"The engineers have thanked me for making them look good," said the
soft-spoken Crippen. "They are good. The Shuttle Radar Topography Mission
has been another of those amazing things that JPL has done. People have been
trying to map the world for centuries. JPL improved most of that mapping
with a mission that lasted just 11 days. Also, the mission established a
year 2000 global baseline against which future topographic change can be

Born to Rock

A Seattle native, Crippen grew up in Southern California. His favorite
subjects in school were geology, geography and geometry. "My parents should
have named me George," he quipped.

His grandparents were rock hounds and owned a rock shop for a time. "My
father knows more geography trivia than anybody else I know, including all
my geography professors," Crippen said. "A lot of my role in the Shuttle
Radar Topography Mission has been terrain visualization, which involves
graphic arts. My grandmother and her sisters were excellent artists, and my
brother is a graphic artist, so maybe that runs in the family too."

Crippen completed his undergraduate degree with a double major in geology
and geography at the University of California Los Angeles and a master’s
degree in geology and a Ph.D. in Earth science remote sensing at the
University of California Santa Barbara. He began working at JPL while he was
a graduate student doing research along the San Andreas Fault.

"My first project with JPL included field work in the Mojave Desert, digging
with a shovel in 112 degree Fahrenheit heat to find evidence that the Seasat
satellite had imaged bedrock beneath a thin cover of sediment. I still do
occasional fieldwork, but with all the new data types and desktop computing
capabilities, many discoveries can be made while digging through data in the
comfort of an air-conditioned office."

Visualize This

Crippen has "a knack for matching wits with satellite data and coming up
with unforeseen data," wrote documentarian Nicholas Clapp in his book about
the search for the lost city of Ubar.
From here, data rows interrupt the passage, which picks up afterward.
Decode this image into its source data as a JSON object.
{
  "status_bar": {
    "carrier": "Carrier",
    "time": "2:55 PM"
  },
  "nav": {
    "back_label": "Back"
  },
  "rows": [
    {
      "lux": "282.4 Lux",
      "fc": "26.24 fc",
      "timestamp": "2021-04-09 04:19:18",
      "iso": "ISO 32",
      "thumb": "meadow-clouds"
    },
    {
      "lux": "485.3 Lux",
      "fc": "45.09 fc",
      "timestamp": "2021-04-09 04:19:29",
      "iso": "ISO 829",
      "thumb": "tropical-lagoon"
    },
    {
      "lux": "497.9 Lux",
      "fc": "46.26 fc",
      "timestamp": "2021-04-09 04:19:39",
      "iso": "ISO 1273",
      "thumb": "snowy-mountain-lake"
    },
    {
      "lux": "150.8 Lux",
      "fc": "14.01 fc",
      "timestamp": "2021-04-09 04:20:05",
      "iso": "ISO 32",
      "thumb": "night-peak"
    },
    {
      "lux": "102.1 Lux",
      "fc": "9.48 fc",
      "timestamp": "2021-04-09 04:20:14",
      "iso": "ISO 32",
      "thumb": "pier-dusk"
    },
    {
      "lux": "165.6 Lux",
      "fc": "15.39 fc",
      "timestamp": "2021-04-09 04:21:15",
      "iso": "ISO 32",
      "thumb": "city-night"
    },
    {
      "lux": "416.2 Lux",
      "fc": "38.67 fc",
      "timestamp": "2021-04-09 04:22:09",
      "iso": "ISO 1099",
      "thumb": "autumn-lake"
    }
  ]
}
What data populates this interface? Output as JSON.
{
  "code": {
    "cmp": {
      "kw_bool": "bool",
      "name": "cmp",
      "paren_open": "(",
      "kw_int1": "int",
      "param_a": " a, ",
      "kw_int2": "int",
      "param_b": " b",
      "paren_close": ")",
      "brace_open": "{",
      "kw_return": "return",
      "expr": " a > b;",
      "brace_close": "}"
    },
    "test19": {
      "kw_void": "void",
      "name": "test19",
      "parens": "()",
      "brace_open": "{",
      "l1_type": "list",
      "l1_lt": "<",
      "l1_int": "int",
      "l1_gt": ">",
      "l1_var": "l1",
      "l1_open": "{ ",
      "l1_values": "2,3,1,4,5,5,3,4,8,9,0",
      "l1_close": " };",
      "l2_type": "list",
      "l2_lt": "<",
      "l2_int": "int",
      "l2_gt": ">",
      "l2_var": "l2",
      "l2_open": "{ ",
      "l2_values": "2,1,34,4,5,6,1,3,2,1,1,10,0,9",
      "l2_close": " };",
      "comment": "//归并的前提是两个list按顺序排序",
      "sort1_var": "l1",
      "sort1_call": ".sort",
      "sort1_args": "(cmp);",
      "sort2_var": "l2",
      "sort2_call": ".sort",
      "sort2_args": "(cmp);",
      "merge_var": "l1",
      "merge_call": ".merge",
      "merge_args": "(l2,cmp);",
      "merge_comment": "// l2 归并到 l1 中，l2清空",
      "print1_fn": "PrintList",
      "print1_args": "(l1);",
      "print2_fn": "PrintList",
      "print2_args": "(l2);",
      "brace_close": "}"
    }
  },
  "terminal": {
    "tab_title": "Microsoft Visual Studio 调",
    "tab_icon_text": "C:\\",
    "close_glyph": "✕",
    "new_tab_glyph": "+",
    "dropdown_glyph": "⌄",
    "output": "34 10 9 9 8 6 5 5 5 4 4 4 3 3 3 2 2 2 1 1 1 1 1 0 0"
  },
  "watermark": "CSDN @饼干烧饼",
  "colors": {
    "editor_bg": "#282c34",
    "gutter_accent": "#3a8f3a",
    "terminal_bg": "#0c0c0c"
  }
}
In 1986, Crippen and JPL colleague Ron
Blom manipulated Landsat images to reveal an ancient road, a caravan route
through the Arabian desert, that helped lead to the rediscovery of the
fabled walled city.

A few years later, thinking about what you can and cannot see from a
satellite led Crippen to find a way to show the motion of an earthquake
fault with satellite imagery for the first time. "I got to thinking that if
the ground moved, you might be able to see it in satellite pictures even if
the pixels, the digital dots that make up a satellite image, are larger than
the movement. We needed the right earthquake to test the idea," he said.

The 1992 Landers quake was such an earthquake. "The Spot satellite provides
a 10-meter resolution (each pixel in the image represents an area 10 meters
or 33 feet across), and the earthquake created several fault offsets of
three to five meters (10 to 16 feet). "By "flickering" an image of the
region from before the earthquake with one taken afterwards, you’re able to
see the effect," said Crippen. The result was the first visual observation
of fault motion from space.

Recently, Crippen and Ron Blom devised a new way of processing satellite
images that "removes" vegetation to reveal the rocks below. With some
sophisticated tweaking, they can, in effect, look through the trees in an
image to see what would otherwise be obscured by the forest canopy.

"When I began my career in the 1970s, we had simple crude images to work
with. Now we’re seeing the Earth in ways we’ve never seen it before. We
always wanted more detail, more spectral bands. Now from space we can see
small ground movements and can identify minerals and plants by their
distinctive ‘colors’ in visible and invisible light. A lot of what we
dreamed about 20 years ago has come true," said Crippen. "This is the golden
age of Earth observation from space."